Treatment of Children with Mental Disorders





er, only children age 6 and above were involved; therefore, age 6 was approved as the lower age limit for Ritalin®.

Q Can events such as a death in the family, illness in a parent, onset of poverty, or divorce cause symptoms?

A Yes. When a tragedy occurs or some extreme stress hits, every member of a family is affected, even the youngest ones. This should also be considered when evaluating mental, emotional, or behavioral symptoms in a child.

Stimulant Medications: There are four stimulant medications that are approved for use in the treatment of attention deficit hyperactivity disorder (ADHD), the most common behavioral disorder of childhood. These medications have all been extensively studied and are specifically labeled for pediatric use. Children with ADHD exhibit such symptoms as short attention span, excessive activity, and impulsivity that cause substantial impairment in functioning. Stimulant medication should be prescribed only after a careful evaluation to establish the diagnosis of ADHD and to rule out other disorders or conditions. Medication treatment should be administered and monitored in the context of the overall needs of the child and family, and consideration should be given to combining it with behavioral therapy. If the child is of school age, collaboration with teachers is essential.

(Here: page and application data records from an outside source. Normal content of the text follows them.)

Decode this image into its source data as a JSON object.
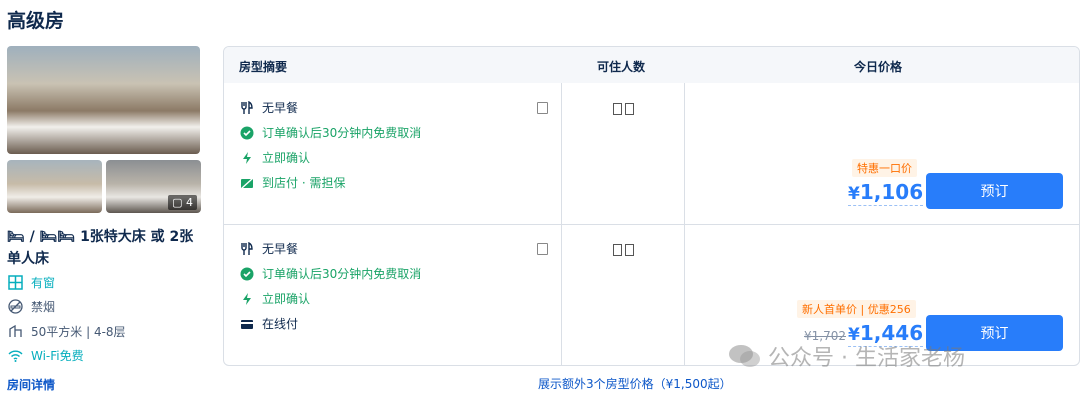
{
  "room": {
    "title": "高级房",
    "photo_count": "4",
    "bed_text": "1张特大床 或 2张单人床",
    "features": [
      {
        "icon": "window-icon",
        "label": "有窗"
      },
      {
        "icon": "no-smoking-icon",
        "label": "禁烟"
      },
      {
        "icon": "area-icon",
        "label": "50平方米 | 4-8层"
      },
      {
        "icon": "wifi-icon",
        "label": "Wi-Fi免费"
      }
    ],
    "detail_link": "房间详情"
  },
  "table": {
    "headers": [
      "房型摘要",
      "可住人数",
      "今日价格"
    ],
    "rows": [
      {
        "policies": [
          {
            "icon": "fork-knife-icon",
            "text": "无早餐"
          },
          {
            "icon": "check-circle-icon",
            "text": "订单确认后30分钟内免费取消"
          },
          {
            "icon": "lightning-icon",
            "text": "立即确认"
          },
          {
            "icon": "pay-at-hotel-icon",
            "text": "到店付 · 需担保"
          }
        ],
        "promo": "特惠一口价",
        "currency": "¥",
        "price": "1,106",
        "book_label": "预订"
      },
      {
        "policies": [
          {
            "icon": "fork-knife-icon",
            "text": "无早餐"
          },
          {
            "icon": "check-circle-icon",
            "text": "订单确认后30分钟内免费取消"
          },
          {
            "icon": "lightning-icon",
            "text": "立即确认"
          },
          {
            "icon": "card-icon",
            "text": "在线付"
          }
        ],
        "promo": "新人首单价 | 优惠256",
        "original_price": "¥1,702",
        "currency": "¥",
        "price": "1,446",
        "book_label": "预订"
      }
    ],
    "more_link": "展示额外3个房型价格（¥1,500起）"
  },
  "watermark": "公众号 · 生活家老杨",
  "colors": {
    "accent": "#287dfa",
    "green": "#06aebd",
    "promo": "#ff6f00"
  }
}
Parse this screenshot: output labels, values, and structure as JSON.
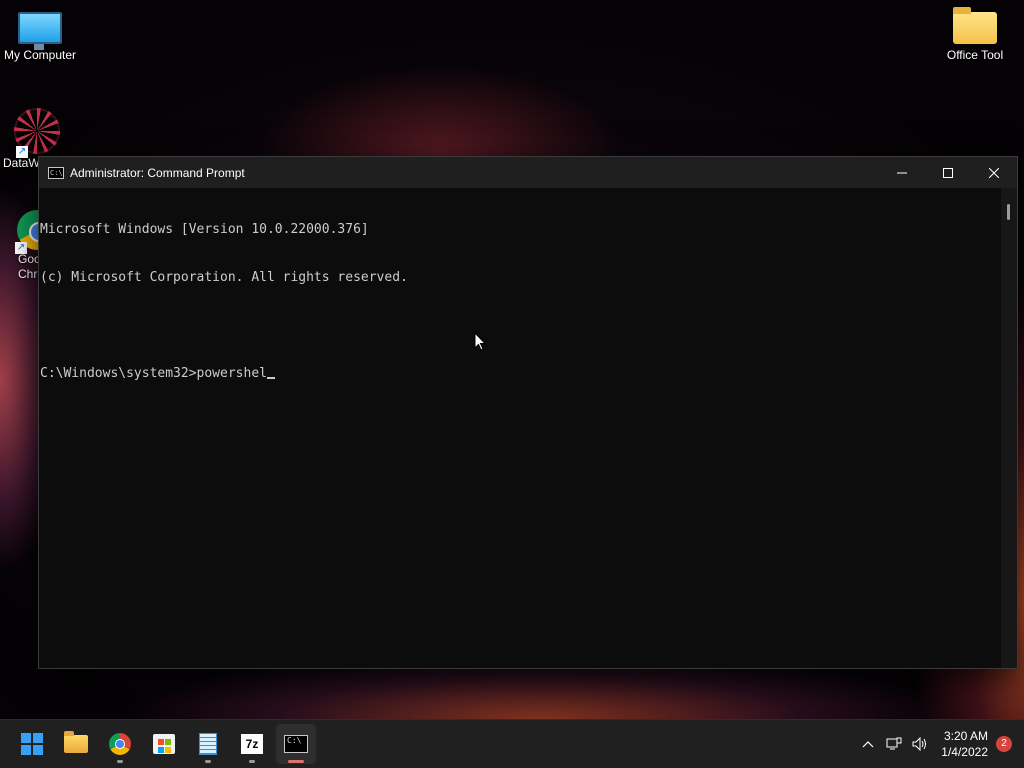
{
  "desktop": {
    "icons": [
      {
        "label": "My Computer"
      },
      {
        "label": "DataW"
      },
      {
        "label": "Goo\nChro"
      },
      {
        "label": "Office Tool"
      }
    ]
  },
  "window": {
    "title": "Administrator: Command Prompt",
    "console_lines": [
      "Microsoft Windows [Version 10.0.22000.376]",
      "(c) Microsoft Corporation. All rights reserved.",
      "",
      "C:\\Windows\\system32>powershel"
    ]
  },
  "taskbar": {
    "apps": [
      "start",
      "file-explorer",
      "chrome",
      "microsoft-store",
      "notepad",
      "7zip",
      "command-prompt"
    ],
    "sevenzip_label": "7z",
    "cmd_icon_text": "C:\\",
    "clock_time": "3:20 AM",
    "clock_date": "1/4/2022",
    "notification_count": "2"
  },
  "colors": {
    "accent_indicator": "#e0726e",
    "console_text": "#cccccc",
    "console_bg": "#0c0c0c"
  }
}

Antidepressant and Antianxiety Medications: These medications follow the stimulant medications in prevalence among children and adolescents. They are used for depression, a disorder recognized only in the last twenty years as a problem for children, and for anxiety disorders, including obsessive-compulsive disorder (OCD). The medications most widely prescribed for these disorders are the selective serotonin reuptake inhibitors (the SSRIs). In the human brain, there are many “neurotransmitters” that affect the way we think, feel, and act. Three of these neurotransmitters that antidepressants influence are serotonin, dopamine, and norepinephrine. SSRIs affect mainly serotonin and have been found to be effective in treating depression and anxiety without as many side effects as some older antidepressants.

Antipsychotic Medications: These medications are used to treat children with schizophrenia, bipolar disorder, autism, Tourette's syndrome, and severe conduct disorders. Some of the older antipsychotic medications have specific indications and dose guidelines for children. Some of the newer “atypical” antipsychotics, which have fewer side effects, are also being used for children. Such use requires close monitoring for side effects.

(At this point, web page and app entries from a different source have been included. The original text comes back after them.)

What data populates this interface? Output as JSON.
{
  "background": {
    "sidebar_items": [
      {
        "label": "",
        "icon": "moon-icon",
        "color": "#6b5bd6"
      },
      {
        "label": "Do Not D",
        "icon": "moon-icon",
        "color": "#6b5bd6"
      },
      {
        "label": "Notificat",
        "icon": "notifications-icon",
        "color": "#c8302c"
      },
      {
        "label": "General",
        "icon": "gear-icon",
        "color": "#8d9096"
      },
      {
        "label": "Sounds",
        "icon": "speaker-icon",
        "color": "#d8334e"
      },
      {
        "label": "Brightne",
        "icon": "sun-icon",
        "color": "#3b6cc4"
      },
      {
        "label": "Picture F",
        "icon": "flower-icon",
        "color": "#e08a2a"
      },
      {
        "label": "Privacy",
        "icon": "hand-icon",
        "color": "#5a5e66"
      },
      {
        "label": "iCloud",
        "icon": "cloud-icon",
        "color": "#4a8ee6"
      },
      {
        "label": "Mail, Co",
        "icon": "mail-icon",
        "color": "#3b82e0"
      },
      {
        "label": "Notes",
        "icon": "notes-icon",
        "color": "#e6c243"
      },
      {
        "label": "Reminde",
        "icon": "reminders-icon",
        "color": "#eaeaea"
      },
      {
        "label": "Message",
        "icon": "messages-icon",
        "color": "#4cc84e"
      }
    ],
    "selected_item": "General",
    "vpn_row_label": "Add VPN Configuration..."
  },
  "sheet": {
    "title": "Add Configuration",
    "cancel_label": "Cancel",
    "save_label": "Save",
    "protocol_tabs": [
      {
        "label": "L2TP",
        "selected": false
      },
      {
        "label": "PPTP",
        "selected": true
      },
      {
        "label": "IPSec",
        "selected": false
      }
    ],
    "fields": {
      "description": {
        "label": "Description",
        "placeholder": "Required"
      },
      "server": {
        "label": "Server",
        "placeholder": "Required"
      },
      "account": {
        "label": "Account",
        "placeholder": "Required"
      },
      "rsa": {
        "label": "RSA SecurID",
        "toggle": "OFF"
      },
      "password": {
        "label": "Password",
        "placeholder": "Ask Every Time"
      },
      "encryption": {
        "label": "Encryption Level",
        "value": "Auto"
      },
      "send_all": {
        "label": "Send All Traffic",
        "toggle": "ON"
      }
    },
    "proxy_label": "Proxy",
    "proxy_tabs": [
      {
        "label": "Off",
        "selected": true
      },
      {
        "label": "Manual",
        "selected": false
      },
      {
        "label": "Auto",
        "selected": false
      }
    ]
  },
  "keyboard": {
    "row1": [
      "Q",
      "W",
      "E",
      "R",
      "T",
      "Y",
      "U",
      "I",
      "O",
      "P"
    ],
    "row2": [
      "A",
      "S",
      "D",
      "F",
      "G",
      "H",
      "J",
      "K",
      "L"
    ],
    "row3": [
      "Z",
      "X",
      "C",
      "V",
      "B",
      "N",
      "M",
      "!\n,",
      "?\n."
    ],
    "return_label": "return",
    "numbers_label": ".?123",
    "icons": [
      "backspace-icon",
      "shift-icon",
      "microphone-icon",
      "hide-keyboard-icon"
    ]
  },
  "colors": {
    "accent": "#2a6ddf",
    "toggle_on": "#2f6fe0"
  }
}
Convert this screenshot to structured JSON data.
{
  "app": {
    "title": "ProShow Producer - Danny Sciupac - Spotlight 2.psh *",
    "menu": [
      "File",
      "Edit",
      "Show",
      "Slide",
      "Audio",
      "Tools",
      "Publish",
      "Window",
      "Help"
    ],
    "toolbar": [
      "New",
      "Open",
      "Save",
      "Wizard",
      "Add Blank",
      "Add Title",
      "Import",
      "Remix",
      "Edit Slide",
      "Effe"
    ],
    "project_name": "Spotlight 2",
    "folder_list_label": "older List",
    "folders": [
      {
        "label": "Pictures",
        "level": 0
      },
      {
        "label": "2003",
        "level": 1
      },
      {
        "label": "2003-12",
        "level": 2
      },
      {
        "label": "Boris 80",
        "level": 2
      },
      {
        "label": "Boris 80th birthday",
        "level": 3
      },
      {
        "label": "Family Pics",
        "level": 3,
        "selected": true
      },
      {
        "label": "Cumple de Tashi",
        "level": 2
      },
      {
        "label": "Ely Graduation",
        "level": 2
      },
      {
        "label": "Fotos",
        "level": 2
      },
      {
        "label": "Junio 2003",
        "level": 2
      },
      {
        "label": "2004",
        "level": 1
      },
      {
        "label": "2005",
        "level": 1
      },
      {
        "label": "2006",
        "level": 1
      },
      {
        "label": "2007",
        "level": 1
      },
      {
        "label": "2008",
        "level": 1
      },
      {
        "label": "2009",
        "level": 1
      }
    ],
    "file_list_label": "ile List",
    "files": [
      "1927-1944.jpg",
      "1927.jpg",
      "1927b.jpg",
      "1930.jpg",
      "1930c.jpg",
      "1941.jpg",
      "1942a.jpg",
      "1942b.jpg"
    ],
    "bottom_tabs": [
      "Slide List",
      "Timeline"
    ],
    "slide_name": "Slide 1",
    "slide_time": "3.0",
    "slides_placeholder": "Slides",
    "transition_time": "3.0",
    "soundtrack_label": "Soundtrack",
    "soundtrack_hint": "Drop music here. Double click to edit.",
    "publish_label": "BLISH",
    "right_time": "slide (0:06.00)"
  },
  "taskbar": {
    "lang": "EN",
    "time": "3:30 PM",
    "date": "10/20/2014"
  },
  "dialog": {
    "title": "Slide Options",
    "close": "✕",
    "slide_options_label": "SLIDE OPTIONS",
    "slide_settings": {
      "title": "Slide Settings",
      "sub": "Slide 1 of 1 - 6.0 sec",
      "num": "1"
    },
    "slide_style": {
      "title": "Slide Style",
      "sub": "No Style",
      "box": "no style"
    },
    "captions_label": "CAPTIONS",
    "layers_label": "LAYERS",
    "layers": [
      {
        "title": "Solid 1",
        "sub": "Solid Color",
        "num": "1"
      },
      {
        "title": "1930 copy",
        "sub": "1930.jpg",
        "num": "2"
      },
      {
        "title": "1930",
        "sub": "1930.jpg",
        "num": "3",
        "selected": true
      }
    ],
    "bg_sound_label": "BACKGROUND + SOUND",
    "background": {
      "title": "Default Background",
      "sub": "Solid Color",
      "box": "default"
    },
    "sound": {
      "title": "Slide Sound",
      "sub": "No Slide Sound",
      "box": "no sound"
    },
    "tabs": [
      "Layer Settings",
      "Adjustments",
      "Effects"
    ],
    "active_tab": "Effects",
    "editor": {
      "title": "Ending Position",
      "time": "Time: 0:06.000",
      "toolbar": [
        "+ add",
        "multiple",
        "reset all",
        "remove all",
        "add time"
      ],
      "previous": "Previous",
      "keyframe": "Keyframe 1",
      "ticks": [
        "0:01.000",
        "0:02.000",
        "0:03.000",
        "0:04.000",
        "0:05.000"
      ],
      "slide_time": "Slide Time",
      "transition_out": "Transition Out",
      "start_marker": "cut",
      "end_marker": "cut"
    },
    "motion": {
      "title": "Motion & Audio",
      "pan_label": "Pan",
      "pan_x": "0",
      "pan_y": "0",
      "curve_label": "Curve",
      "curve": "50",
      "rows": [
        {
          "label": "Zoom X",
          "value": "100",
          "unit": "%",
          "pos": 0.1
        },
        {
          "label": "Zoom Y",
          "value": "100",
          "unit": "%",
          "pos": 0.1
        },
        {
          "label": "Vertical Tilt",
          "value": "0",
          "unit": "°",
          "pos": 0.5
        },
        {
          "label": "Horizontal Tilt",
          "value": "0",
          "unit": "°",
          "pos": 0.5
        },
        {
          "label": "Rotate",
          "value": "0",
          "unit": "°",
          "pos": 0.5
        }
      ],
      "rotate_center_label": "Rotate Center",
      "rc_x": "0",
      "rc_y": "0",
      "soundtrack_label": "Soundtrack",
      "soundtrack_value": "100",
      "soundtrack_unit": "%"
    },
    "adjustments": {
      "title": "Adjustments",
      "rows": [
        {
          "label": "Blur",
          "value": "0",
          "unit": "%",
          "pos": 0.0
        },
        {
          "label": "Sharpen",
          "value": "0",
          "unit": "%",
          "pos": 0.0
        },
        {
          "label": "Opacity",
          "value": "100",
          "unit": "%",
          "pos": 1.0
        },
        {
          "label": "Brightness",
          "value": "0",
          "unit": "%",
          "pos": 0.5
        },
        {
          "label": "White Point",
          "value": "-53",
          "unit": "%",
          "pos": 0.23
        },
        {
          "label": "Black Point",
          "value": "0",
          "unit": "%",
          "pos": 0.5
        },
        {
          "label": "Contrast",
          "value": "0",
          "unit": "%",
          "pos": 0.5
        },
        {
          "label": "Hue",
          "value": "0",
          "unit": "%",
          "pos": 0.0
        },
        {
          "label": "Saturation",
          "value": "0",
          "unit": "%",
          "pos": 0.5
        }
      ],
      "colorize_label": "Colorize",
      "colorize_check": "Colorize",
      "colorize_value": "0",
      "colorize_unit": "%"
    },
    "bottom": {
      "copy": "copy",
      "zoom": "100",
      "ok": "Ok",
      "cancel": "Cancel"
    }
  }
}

Mood Stabilizing Medications: These medications are used to treat bipolar disorder (manic-depressive illness). However, because there is very limited data on the safety and efficacy of most mood stabilizers in youth, treatment of children and adolescents is based mainly on experience with adults. The most typically used mood stabilizers are lithium and valproate (Depakote®), which are often very effective for controlling mania and preventing recurrences of manic and depressive episodes in adults. Research on the effectiveness of these and other medications in children and adolescents with bipolar disorder is ongoing. In addition, studies are investigating various forms of psychotherapy, including cognitive-behavioral therapy, to complement medication treatment for this illness in young people. Effective treatment depends on appropriate diagnosis of bipolar disorder in children and adolescents. There is some evidence that using antidepressant medication to treat depression in a person who has bipolar disorder may induce manic symptoms if it is taken without a mood stabilizer. In addition, using stimulant medications to treat co-occurring ADHD or ADHD-like symptoms in a child with bipolar disorder may worsen manic symptoms. While it can be hard to determine which young patients will become manic, there is a greater likelihood among children and adolescents who have a family history of bipolar disorder. If manic symptoms develop or markedly worsen during antidepressant or stimulant use, a physician should be consulted immediately, and diagnosis and treatment for bipolar disorder should be considered.